Wednesday, August 15, 2007
Cash Flow 101
Inside every successful photographer there's a successful businessperson. One of the most important aspects of making a living in this field is managing your resources to keep your cash coming in.
I don't subscribe to the notion that artists should be starving—unless, of course, that's your look. But beyond that, the market concepts that shape the most successful businesses in the world also can shape the business that we build as photographers. Understanding primary concepts like cash flow can go a very long way to adding some bucks to the bank account.
The idea behind cash flow is essentially managing your cash so you can keep more of it to operate and grow your business. The key is keeping a mind-set that you're always trying to build more wealth than you had yesterday. Sounds obvious, right? But there's more to successful cash flow than simply making sure you have more today than you did yesterday.
Now, if you're about to put this article down because you have debt instead of wealth, don't. A critical part of business growth is understanding debt. This includes having the knowledge of the nasty little tricks that credit card companies employ to separate you from your cash, as well as utilizing debt to make you profitable.
Waste Not, Want Not
This year, the credit card industry will make $16 billion in penalty fees. If you've ever paid a $29 fee because of a late payment, then you added to that profit pool. Additionally, the credit card companies have taken to increasing your interest rate if you pay any of your bills late. The practice is called “universal default penalties.” Simply put, if Bank A reports my late payment of its Visa credit card to the credit bureau, Bank B will get wind of it and probably hike the interest rate of my MasterCard. The practice is frustrating, but legal. A lesson to learn earlier rather than later is that there's no way to outwit the credit card companies, but if you're smart, you can take advantage of them to aid you in the efficient running of your business.
Most local businesses with which you set up an account won't ding you with late fees. The secret is to pay on time anyway. This puts you in a fantastic position to ask for the occasional discount as well as getting a positive and quick response for increasing your credit line when you land a really big job. Although it may seem daunting to manage those bills, it's not.
Make a list of all of your monthly bills.
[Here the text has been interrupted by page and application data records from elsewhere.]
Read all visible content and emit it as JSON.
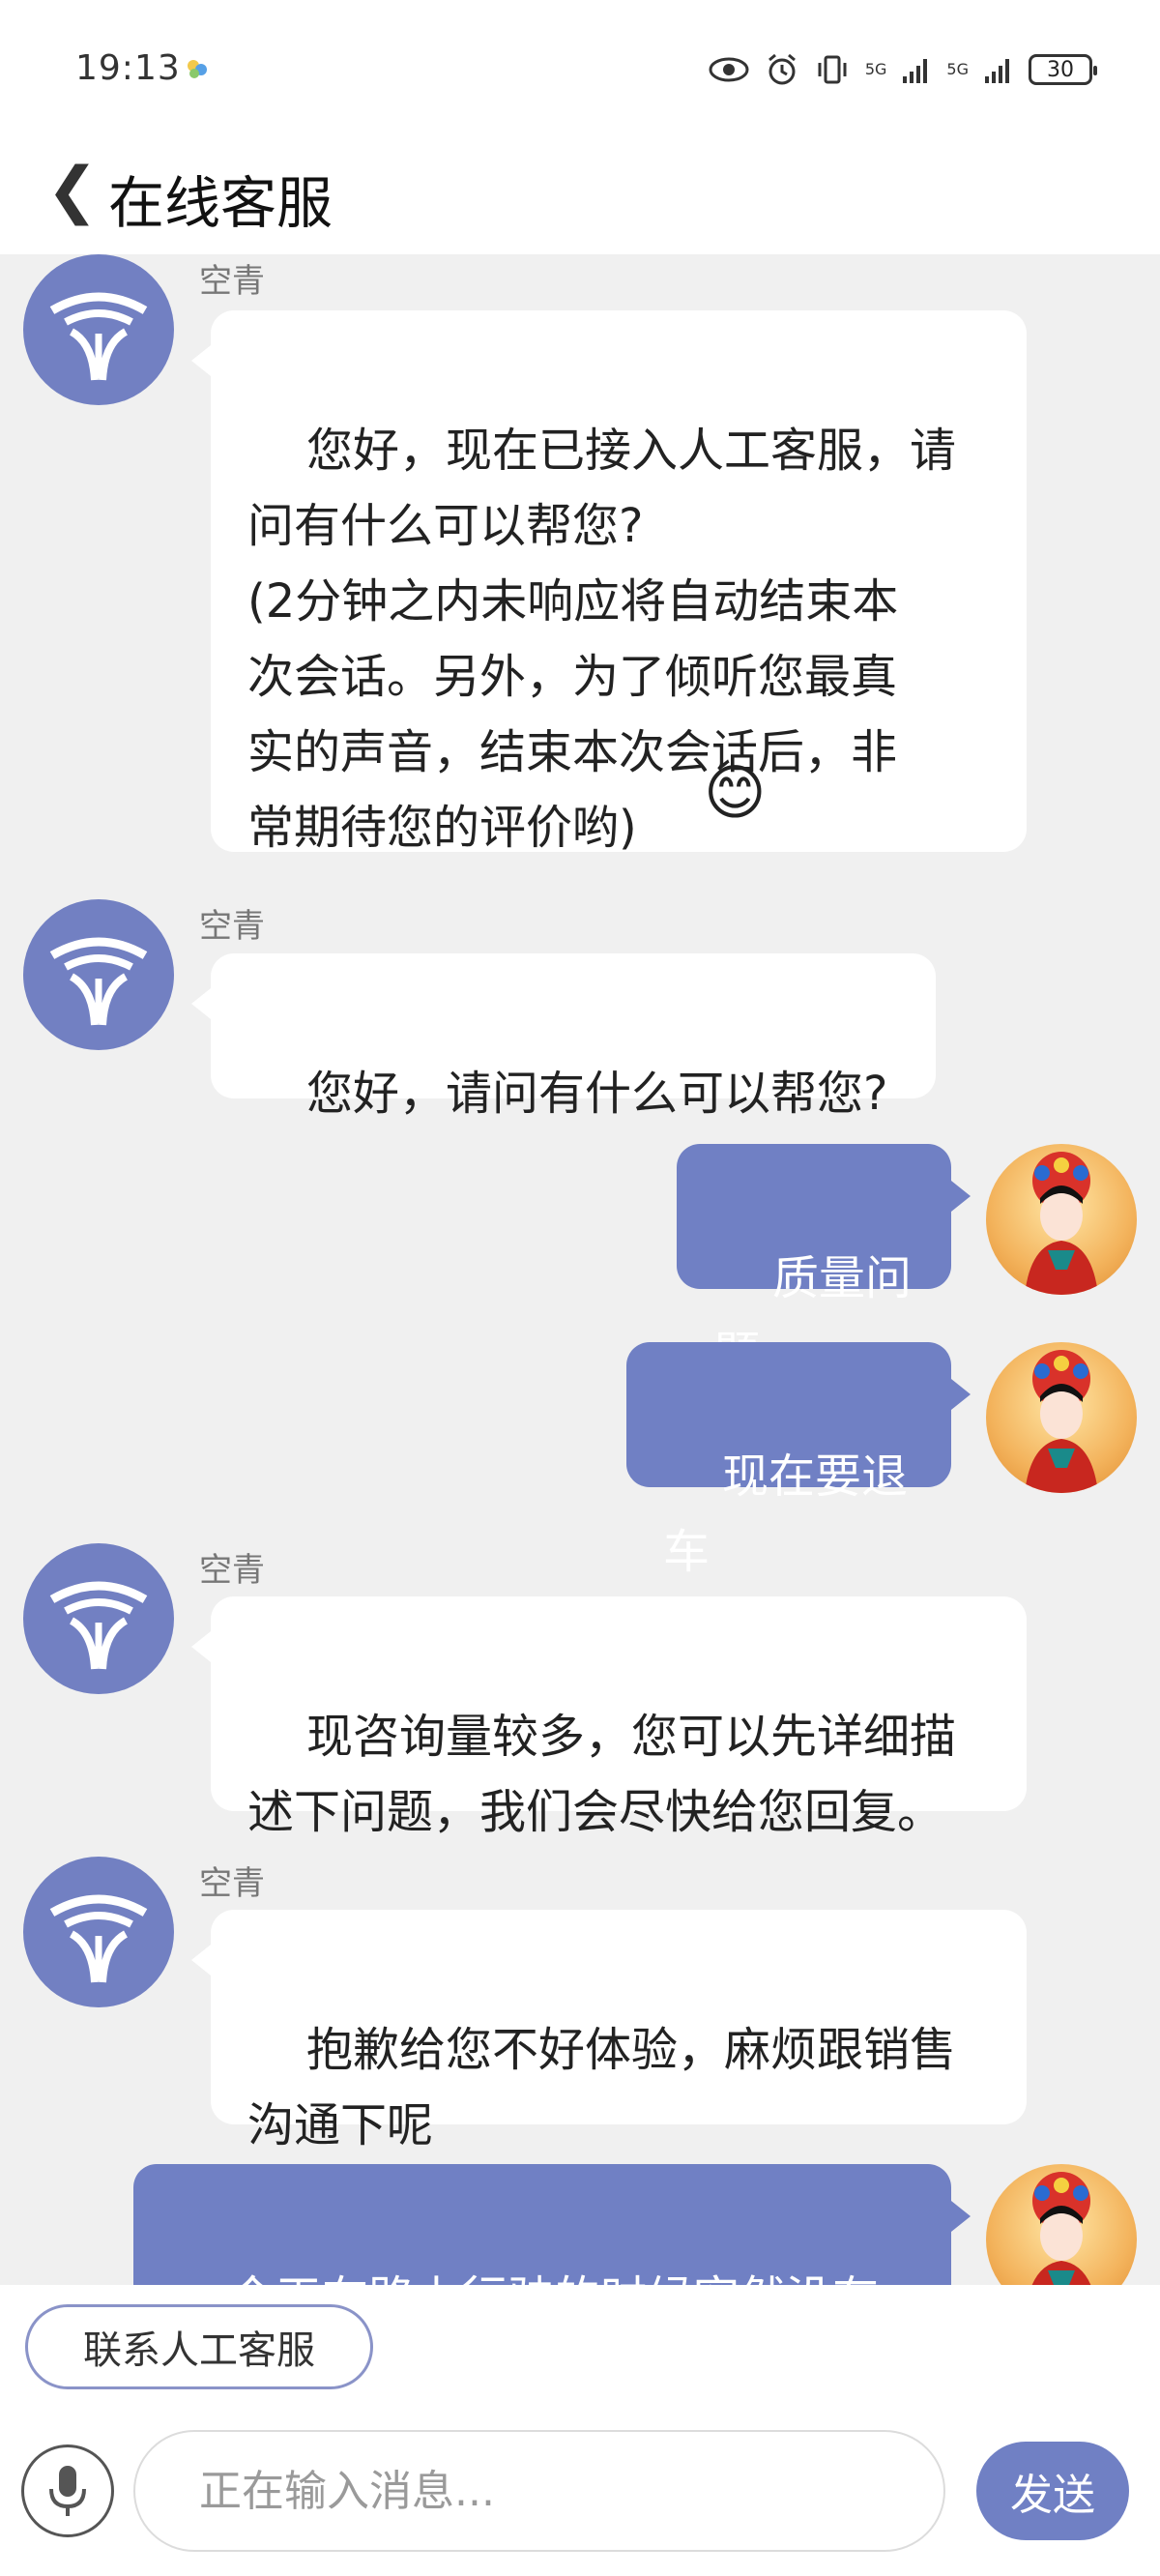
{
  "status_bar": {
    "time": "19:13",
    "net1": "5G",
    "net2": "5G",
    "battery": "30",
    "icons": [
      "app-dot-icon",
      "eye-icon",
      "alarm-icon",
      "vibrate-icon",
      "signal-icon",
      "signal-icon",
      "battery-icon"
    ]
  },
  "header": {
    "back_glyph": "❮",
    "title": "在线客服"
  },
  "messages": [
    {
      "side": "left",
      "sender": "空青",
      "text": "您好，现在已接入人工客服，请\n问有什么可以帮您?\n(2分钟之内未响应将自动结束本\n次会话。另外，为了倾听您最真\n实的声音，结束本次会话后，非\n常期待您的评价哟)",
      "emoji": "😊"
    },
    {
      "side": "left",
      "sender": "空青",
      "text": "您好，请问有什么可以帮您?"
    },
    {
      "side": "right",
      "text": "质量问题"
    },
    {
      "side": "right",
      "text": "现在要退车"
    },
    {
      "side": "left",
      "sender": "空青",
      "text": "现咨询量较多，您可以先详细描\n述下问题，我们会尽快给您回复。"
    },
    {
      "side": "left",
      "sender": "空青",
      "text": "抱歉给您不好体验，麻烦跟销售\n沟通下呢"
    },
    {
      "side": "right",
      "text": "今天在路上行驶的时候突然没有"
    }
  ],
  "bottom": {
    "contact_label": "联系人工客服",
    "input_placeholder": "正在输入消息...",
    "send_label": "发送"
  },
  "colors": {
    "accent": "#7080c4",
    "chat_bg": "#f0f0f0"
  }
}
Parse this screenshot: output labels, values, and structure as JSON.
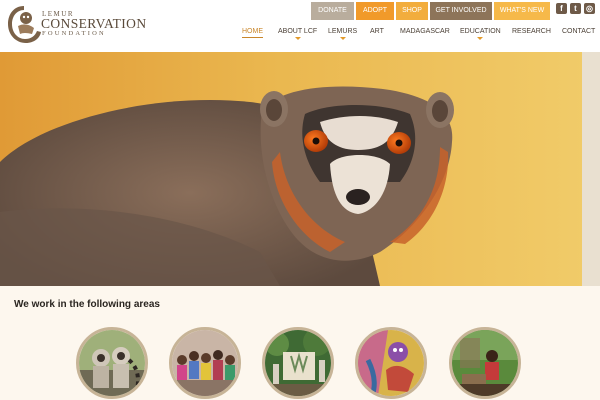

This should include labs, photo rental houses, business and car insurance—everything. Next, determine all of the payees that have the ability to automatically charge your credit card each month for their payments. Most major vendors, utilities, labs and rental houses are happy to do this. Give them a credit card number that's connected to an airline rewards program so you can earn travel points as you're paying your monthly expenses.